Until recently, wrote Michelle Boorstein at washingtonpost.com, it was practically “unheard of” for Catholic priests and seminarians to go “to investigators, journalists and lawyers with complaints about their superiors”. But the Me Too movement, and the fallout from the McCarrick case, has encouraged them to speak up. “The Washington Post has received more calls from Catholic seminarians and clergy members with tips and concerns in the past year than in the previous decade,” he wrote.
Moreover, seminarians are talking to each other. One seminarian in the Washington, DC, region, who spoke on condition of anonymity because he was worried about being dismissed from seminary, told the Post: “I’ve never had conversations in all the previous years like the ones I’ve had in the past year. People feel they can finally talk about things.”
The new atmosphere is already leading to change: “More than half-a-dozen priests and former seminarians were the key whistleblowers in the recent fall of West Virginia Bishop Michael Bransfield,” who was accused of sexual and financial misconduct. (He denies any wrongdoing.)

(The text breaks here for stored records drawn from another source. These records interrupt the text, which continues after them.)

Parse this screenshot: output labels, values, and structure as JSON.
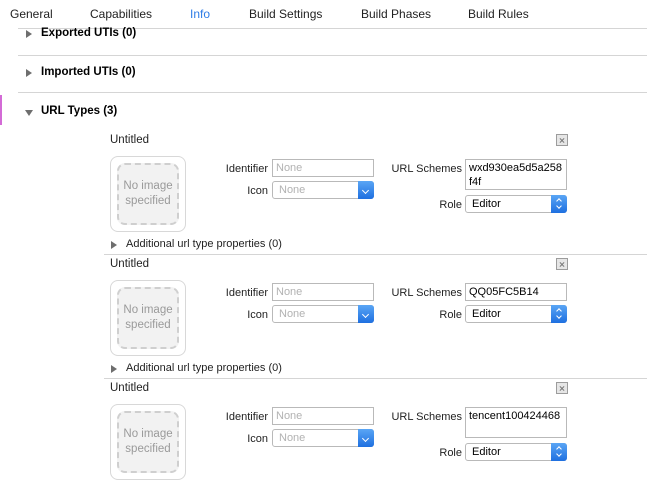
{
  "tabs": [
    {
      "label": "General"
    },
    {
      "label": "Capabilities"
    },
    {
      "label": "Info"
    },
    {
      "label": "Build Settings"
    },
    {
      "label": "Build Phases"
    },
    {
      "label": "Build Rules"
    }
  ],
  "active_tab": "Info",
  "sections": {
    "exported_utis": {
      "title": "Exported UTIs (0)"
    },
    "imported_utis": {
      "title": "Imported UTIs (0)"
    },
    "url_types": {
      "title": "URL Types (3)"
    }
  },
  "labels": {
    "identifier": "Identifier",
    "icon": "Icon",
    "url_schemes": "URL Schemes",
    "role": "Role",
    "no_image": "No image specified",
    "additional_props": "Additional url type properties (0)"
  },
  "url_types": [
    {
      "title": "Untitled",
      "identifier_placeholder": "None",
      "icon_value": "None",
      "url_schemes": "wxd930ea5d5a258f4f",
      "role": "Editor"
    },
    {
      "title": "Untitled",
      "identifier_placeholder": "None",
      "icon_value": "None",
      "url_schemes": "QQ05FC5B14",
      "role": "Editor"
    },
    {
      "title": "Untitled",
      "identifier_placeholder": "None",
      "icon_value": "None",
      "url_schemes": "tencent100424468",
      "role": "Editor"
    }
  ],
  "colors": {
    "accent": "#2e7ce6",
    "left_marker": "#d36bd6"
  }
}
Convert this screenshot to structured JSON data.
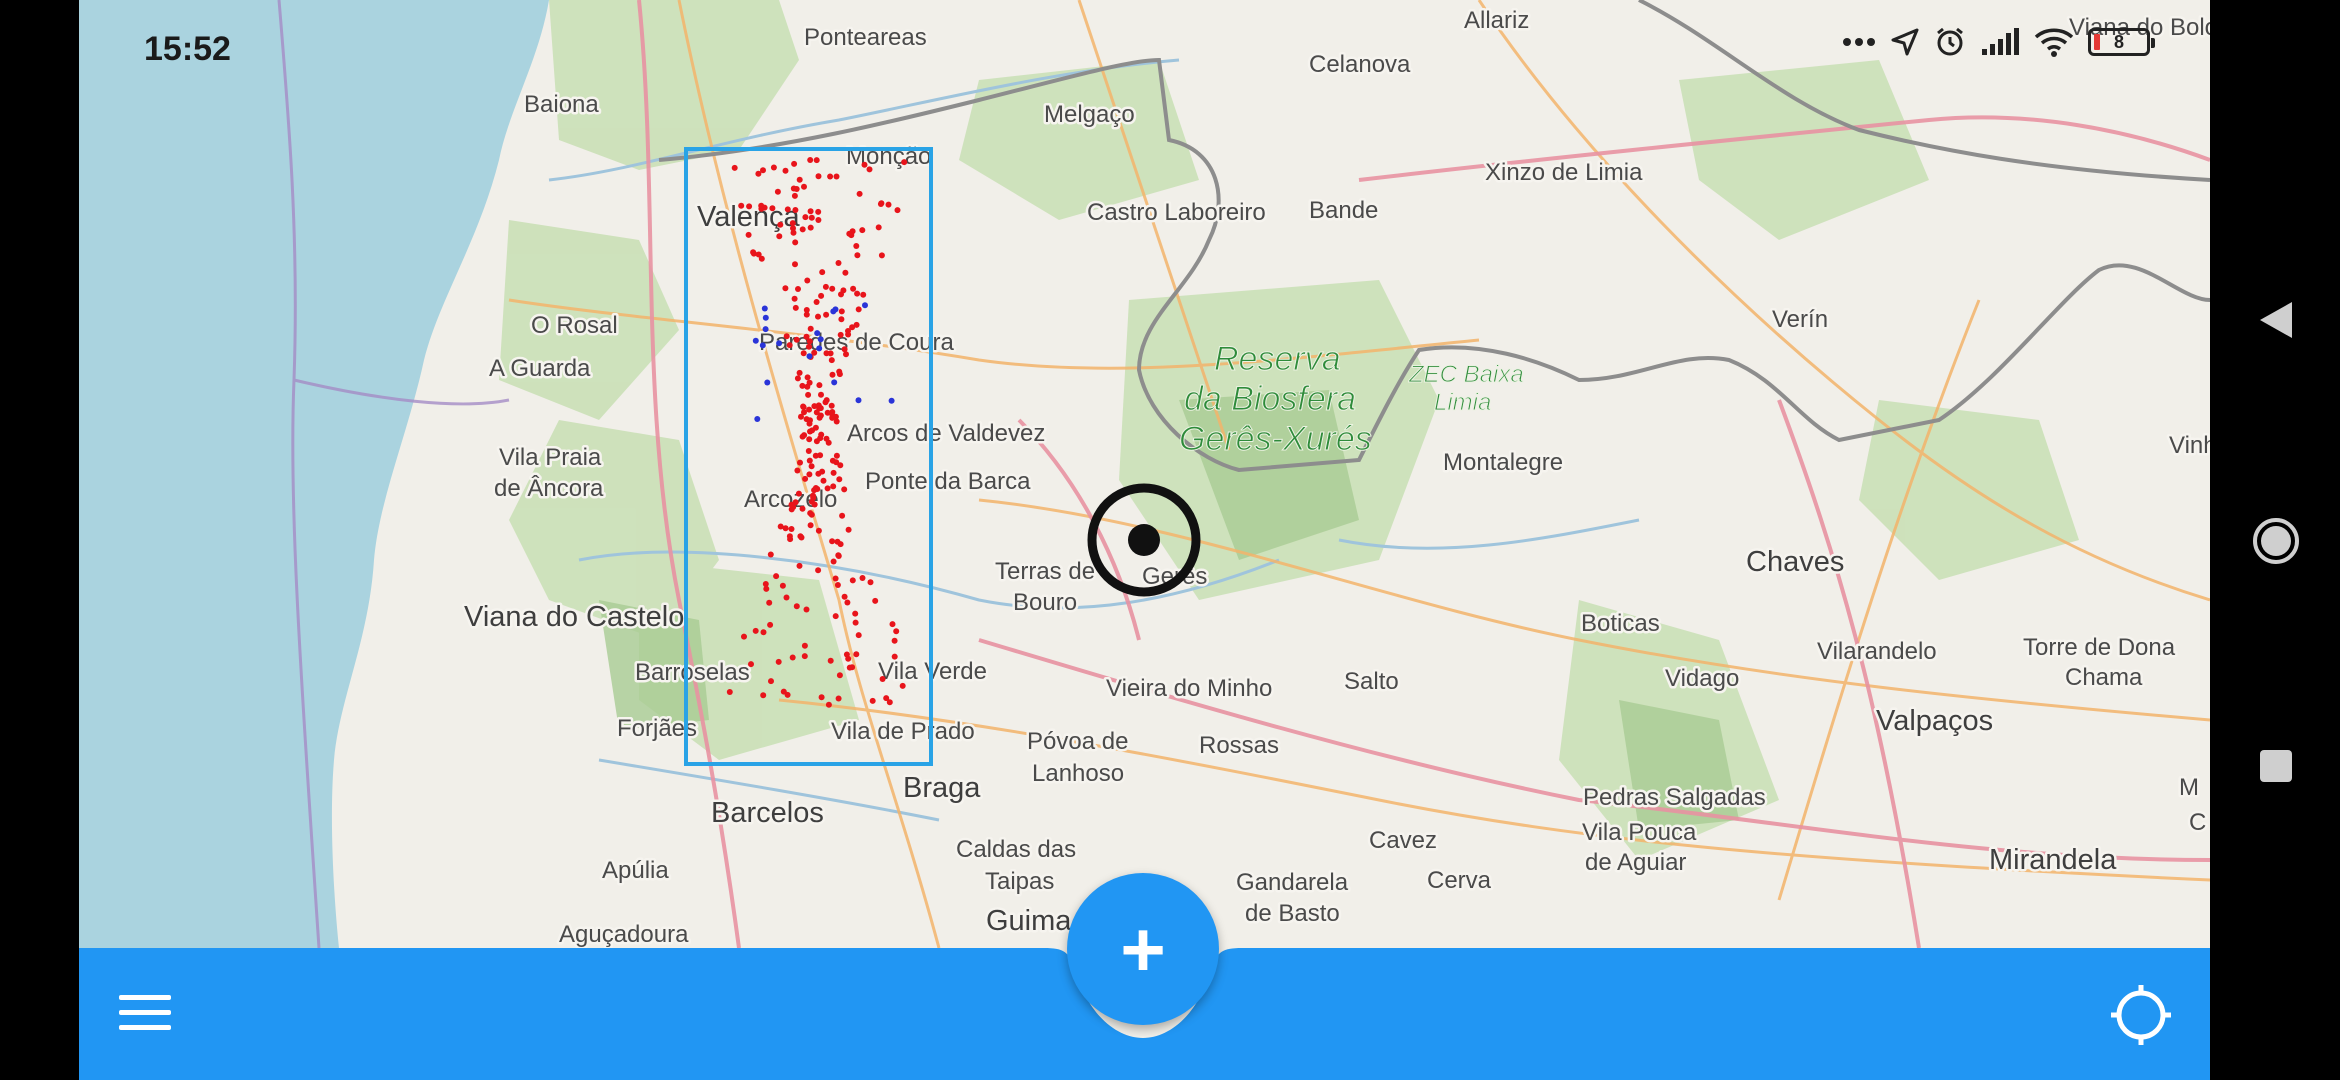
{
  "status_bar": {
    "time": "15:52",
    "icons": [
      "more-dots-icon",
      "location-arrow-icon",
      "alarm-icon",
      "signal-icon",
      "wifi-icon",
      "battery-icon"
    ],
    "battery_level": "8",
    "battery_color": "#e53935"
  },
  "map": {
    "labels": {
      "ponteareas": "Ponteareas",
      "allariz": "Allariz",
      "viana_do_bolo": "Viana do Bolo",
      "baiona": "Baiona",
      "celanova": "Celanova",
      "melgaco": "Melgaço",
      "moncao": "Monção",
      "xinzo": "Xinzo de Limia",
      "castro_laboreiro": "Castro Laboreiro",
      "bande": "Bande",
      "valenca": "Valença",
      "verin": "Verín",
      "o_rosal": "O Rosal",
      "a_guarda": "A Guarda",
      "paredes_de_coura": "Paredes de Coura",
      "reserva_1": "Reserva",
      "reserva_2": "da Biosfera",
      "reserva_3": "Gerês-Xurés",
      "zec_1": "ZEC Baixa",
      "zec_2": "Limia",
      "vila_praia_1": "Vila Praia",
      "vila_praia_2": "de Âncora",
      "arcos": "Arcos de Valdevez",
      "montalegre": "Montalegre",
      "vinh": "Vinh",
      "ponte_da_barca": "Ponte da Barca",
      "arcozelo": "Arcozelo",
      "chaves": "Chaves",
      "terras_1": "Terras de",
      "terras_2": "Bouro",
      "geres": "Gerês",
      "viana_castelo": "Viana do Castelo",
      "boticas": "Boticas",
      "barroselas": "Barroselas",
      "vila_verde": "Vila Verde",
      "vilarandelo": "Vilarandelo",
      "torre_1": "Torre de Dona",
      "torre_2": "Chama",
      "vidago": "Vidago",
      "vieira": "Vieira do Minho",
      "salto": "Salto",
      "forjaes": "Forjães",
      "vila_de_prado": "Vila de Prado",
      "valpacos": "Valpaços",
      "povoa_1": "Póvoa de",
      "povoa_2": "Lanhoso",
      "rossas": "Rossas",
      "braga": "Braga",
      "barcelos": "Barcelos",
      "pedras": "Pedras Salgadas",
      "vila_pouca_1": "Vila Pouca",
      "vila_pouca_2": "de Aguiar",
      "m_edge": "M",
      "c_edge": "C",
      "caldas_1": "Caldas das",
      "caldas_2": "Taipas",
      "cavez": "Cavez",
      "mirandela": "Mirandela",
      "apulia": "Apúlia",
      "gandarela_1": "Gandarela",
      "gandarela_2": "de Basto",
      "cerva": "Cerva",
      "guima": "Guima",
      "acucadoura": "Aguçadoura"
    },
    "colors": {
      "sea": "#aad3df",
      "land": "#f1efe9",
      "forest": "#add19e",
      "selection_box": "#29a3e6",
      "red_points": "#e8141b",
      "blue_points": "#2a34d8",
      "border": "#8a8a8a"
    }
  },
  "bottom_bar": {
    "color": "#2196f3",
    "menu_icon": "hamburger-menu-icon",
    "fab_icon": "plus-icon",
    "fab_label": "+",
    "locate_icon": "crosshair-icon"
  },
  "nav_bar": {
    "icons": [
      "back-triangle-icon",
      "home-circle-icon",
      "recent-square-icon"
    ]
  }
}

Catholic media have also played a part. “Some say the expanding of a more aggressive Catholic media in the past couple of years has emboldened Catholics, including seminarians, to challenge the hierarchy.”
What links incivility and unsound doctrine
One key theme of St Paul’s letters to Timothy and Titus is “insistence on sound doctrine”, wrote Mgr Charles Pope at cathstan.org. But Paul “also makes an interesting connection between doctrine and civility”.
Paul writes that “Whoever teaches something different and does not agree with the sound words of our Lord Jesus Christ” becomes entangled in “arguments and verbal disputes. From these come envy, rivalry, insults, evil suspicions, and mutual friction among people with corrupted minds, who are deprived of the truth.”
We can see this phenomenon today, wrote Mgr Pope: rejection of true teaching goes hand-in-hand with “widespread incivility”.
What’s the connection? The loss of shared, agreed realities, thanks to “radical individualism and subjectivism”. Without the ability to discuss things with shared premises, “We have descended into vehement disagreements, strident protests, heated rivalries, and even
hatred.” Without the truth, “there will be no peace”.
Marriage, Confession and self-knowledge
A few years ago, wrote Haley Stewart at Church Life Journal, “I saw the most poignant image of what marriage is designed to be. As I waited in line for Confession, an elderly woman at the front of the line held the arm of her unsteady husband and walked him to the door of the confessional before taking a seat to wait for him.”
Marriage, Stewart wrote, “calls us to love our spouse, not with a blind love, but with the kind of love that pushes each towards self-knowledge and the grace that accompanies acknowledging our sin and strengthening us in our path towards virtue.”